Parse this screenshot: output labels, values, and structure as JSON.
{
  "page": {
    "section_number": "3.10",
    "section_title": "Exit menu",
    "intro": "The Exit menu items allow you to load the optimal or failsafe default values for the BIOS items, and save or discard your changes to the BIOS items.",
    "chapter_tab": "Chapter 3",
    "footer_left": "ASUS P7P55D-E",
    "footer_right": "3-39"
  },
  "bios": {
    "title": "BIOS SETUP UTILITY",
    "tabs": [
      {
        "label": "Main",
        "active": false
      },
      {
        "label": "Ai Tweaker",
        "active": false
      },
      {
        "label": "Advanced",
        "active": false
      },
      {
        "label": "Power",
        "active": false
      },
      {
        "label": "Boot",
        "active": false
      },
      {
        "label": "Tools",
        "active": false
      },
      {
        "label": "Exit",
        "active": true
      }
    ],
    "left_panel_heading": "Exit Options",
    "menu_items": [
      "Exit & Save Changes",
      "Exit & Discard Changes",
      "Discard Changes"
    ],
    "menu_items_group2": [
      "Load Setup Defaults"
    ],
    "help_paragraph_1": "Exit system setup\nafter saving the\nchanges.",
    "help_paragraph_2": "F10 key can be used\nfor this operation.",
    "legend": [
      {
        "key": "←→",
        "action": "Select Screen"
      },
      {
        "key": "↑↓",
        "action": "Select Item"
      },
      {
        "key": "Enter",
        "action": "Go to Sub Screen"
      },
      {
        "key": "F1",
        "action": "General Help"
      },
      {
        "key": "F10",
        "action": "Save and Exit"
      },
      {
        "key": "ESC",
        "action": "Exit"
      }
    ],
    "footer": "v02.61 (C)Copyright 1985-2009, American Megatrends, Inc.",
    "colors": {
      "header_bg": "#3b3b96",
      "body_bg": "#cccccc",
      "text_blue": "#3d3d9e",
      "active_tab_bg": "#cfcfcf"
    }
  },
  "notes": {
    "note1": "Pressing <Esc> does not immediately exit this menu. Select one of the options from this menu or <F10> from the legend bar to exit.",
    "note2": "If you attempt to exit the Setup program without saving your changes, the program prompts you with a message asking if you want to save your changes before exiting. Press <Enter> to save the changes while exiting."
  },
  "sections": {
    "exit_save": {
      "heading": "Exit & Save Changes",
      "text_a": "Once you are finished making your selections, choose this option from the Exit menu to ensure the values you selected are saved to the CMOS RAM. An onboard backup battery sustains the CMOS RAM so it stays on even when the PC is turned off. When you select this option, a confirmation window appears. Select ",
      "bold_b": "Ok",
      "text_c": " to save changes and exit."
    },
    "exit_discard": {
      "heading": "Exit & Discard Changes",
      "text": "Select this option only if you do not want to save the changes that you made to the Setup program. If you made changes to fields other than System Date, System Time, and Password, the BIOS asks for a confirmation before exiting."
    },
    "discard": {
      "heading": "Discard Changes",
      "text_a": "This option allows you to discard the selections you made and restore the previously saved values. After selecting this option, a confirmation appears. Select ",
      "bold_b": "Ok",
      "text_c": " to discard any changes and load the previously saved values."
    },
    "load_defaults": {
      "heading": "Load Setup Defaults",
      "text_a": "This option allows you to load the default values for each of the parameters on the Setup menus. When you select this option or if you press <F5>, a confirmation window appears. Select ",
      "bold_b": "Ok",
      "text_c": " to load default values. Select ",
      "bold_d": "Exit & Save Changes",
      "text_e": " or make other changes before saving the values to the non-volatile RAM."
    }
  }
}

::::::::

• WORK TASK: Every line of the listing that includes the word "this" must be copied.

• WRITTEN RESPONSE:
Parse this screenshot: output labels, values, and structure as JSON.
    "help_paragraph_2": "F10 key can be used\nfor this operation.",
    "note1": "Pressing <Esc> does not immediately exit this menu. Select one of the options from this menu or <F10> from the legend bar to exit.",
      "text_a": "Once you are finished making your selections, choose this option from the Exit menu to ensure the values you selected are saved to the CMOS RAM. An onboard backup battery sustains the CMOS RAM so it stays on even when the PC is turned off. When you select this option, a confirmation window appears. Select ",
      "text": "Select this option only if you do not want to save the changes that you made to the Setup program. If you made changes to fields other than System Date, System Time, and Password, the BIOS asks for a confirmation before exiting."
      "text_a": "This option allows you to discard the selections you made and restore the previously saved values. After selecting this option, a confirmation appears. Select ",
      "text_a": "This option allows you to load the default values for each of the parameters on the Setup menus. When you select this option or if you press <F5>, a confirmation window appears. Select ",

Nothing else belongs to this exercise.